[[ Data, beginning ]]

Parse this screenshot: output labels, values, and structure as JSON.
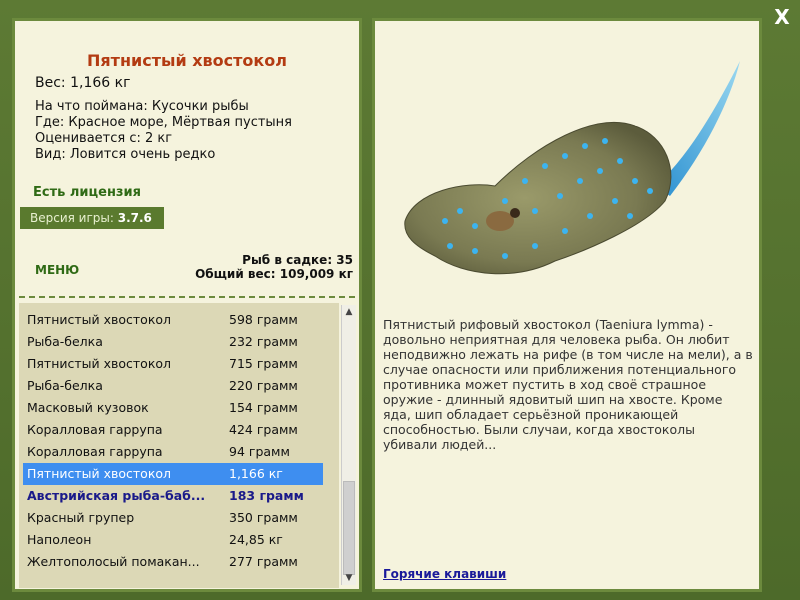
{
  "close_label": "X",
  "fish": {
    "title": "Пятнистый хвостокол",
    "weight": "Вес: 1,166 кг",
    "caught_with": "На что поймана: Кусочки рыбы",
    "location": "Где: Красное море, Мёртвая пустыня",
    "valued_from": "Оценивается с: 2 кг",
    "rarity": "Вид: Ловится очень редко",
    "description": "Пятнистый рифовый хвостокол (Taeniura lymma) - довольно неприятная для человека рыба. Он любит неподвижно лежать на рифе (в том числе на мели), а в случае опасности или приближения потенциального противника может пустить в ход своё страшное оружие - длинный ядовитый шип на хвосте. Кроме яда, шип обладает серьёзной проникающей способностью. Были случаи, когда хвостоколы убивали людей..."
  },
  "license": "Есть лицензия",
  "version": {
    "label": "Версия игры:",
    "value": "3.7.6"
  },
  "menu_label": "МЕНЮ",
  "stats": {
    "fish_count": "Рыб в садке: 35",
    "total_weight": "Общий вес: 109,009 кг"
  },
  "catch_list": [
    {
      "name": "Пятнистый хвостокол",
      "weight": "598 грамм"
    },
    {
      "name": "Рыба-белка",
      "weight": "232 грамм"
    },
    {
      "name": "Пятнистый хвостокол",
      "weight": "715 грамм"
    },
    {
      "name": "Рыба-белка",
      "weight": "220 грамм"
    },
    {
      "name": "Масковый кузовок",
      "weight": "154 грамм"
    },
    {
      "name": "Коралловая гаррупа",
      "weight": "424 грамм"
    },
    {
      "name": "Коралловая гаррупа",
      "weight": "94 грамм"
    },
    {
      "name": "Пятнистый хвостокол",
      "weight": "1,166 кг"
    },
    {
      "name": "Австрийская рыба-баб...",
      "weight": "183 грамм"
    },
    {
      "name": "Красный групер",
      "weight": "350 грамм"
    },
    {
      "name": "Наполеон",
      "weight": "24,85 кг"
    },
    {
      "name": "Желтополосый помакан...",
      "weight": "277 грамм"
    }
  ],
  "hotkeys_label": "Горячие клавиши",
  "colors": {
    "frame": "#5d7a34",
    "panel": "#f5f3dd",
    "title": "#b33b12",
    "selected": "#3e8ef0",
    "accent_green": "#2f6a15"
  }
}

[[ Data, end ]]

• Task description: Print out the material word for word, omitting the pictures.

• Worked solution:
Parse this screenshot: output labels, values, and structure as JSON.
{
  "close_label": "X",
  "fish": {
    "title": "Пятнистый хвостокол",
    "weight": "Вес: 1,166 кг",
    "caught_with": "На что поймана: Кусочки рыбы",
    "location": "Где: Красное море, Мёртвая пустыня",
    "valued_from": "Оценивается с: 2 кг",
    "rarity": "Вид: Ловится очень редко",
    "description": "Пятнистый рифовый хвостокол (Taeniura lymma) - довольно неприятная для человека рыба. Он любит неподвижно лежать на рифе (в том числе на мели), а в случае опасности или приближения потенциального противника может пустить в ход своё страшное оружие - длинный ядовитый шип на хвосте. Кроме яда, шип обладает серьёзной проникающей способностью. Были случаи, когда хвостоколы убивали людей..."
  },
  "license": "Есть лицензия",
  "version": {
    "label": "Версия игры:",
    "value": "3.7.6"
  },
  "menu_label": "МЕНЮ",
  "stats": {
    "fish_count": "Рыб в садке: 35",
    "total_weight": "Общий вес: 109,009 кг"
  },
  "catch_list": [
    {
      "name": "Пятнистый хвостокол",
      "weight": "598 грамм"
    },
    {
      "name": "Рыба-белка",
      "weight": "232 грамм"
    },
    {
      "name": "Пятнистый хвостокол",
      "weight": "715 грамм"
    },
    {
      "name": "Рыба-белка",
      "weight": "220 грамм"
    },
    {
      "name": "Масковый кузовок",
      "weight": "154 грамм"
    },
    {
      "name": "Коралловая гаррупа",
      "weight": "424 грамм"
    },
    {
      "name": "Коралловая гаррупа",
      "weight": "94 грамм"
    },
    {
      "name": "Пятнистый хвостокол",
      "weight": "1,166 кг"
    },
    {
      "name": "Австрийская рыба-баб...",
      "weight": "183 грамм"
    },
    {
      "name": "Красный групер",
      "weight": "350 грамм"
    },
    {
      "name": "Наполеон",
      "weight": "24,85 кг"
    },
    {
      "name": "Желтополосый помакан...",
      "weight": "277 грамм"
    }
  ],
  "hotkeys_label": "Горячие клавиши",
  "colors": {
    "frame": "#5d7a34",
    "panel": "#f5f3dd",
    "title": "#b33b12",
    "selected": "#3e8ef0",
    "accent_green": "#2f6a15"
  }
}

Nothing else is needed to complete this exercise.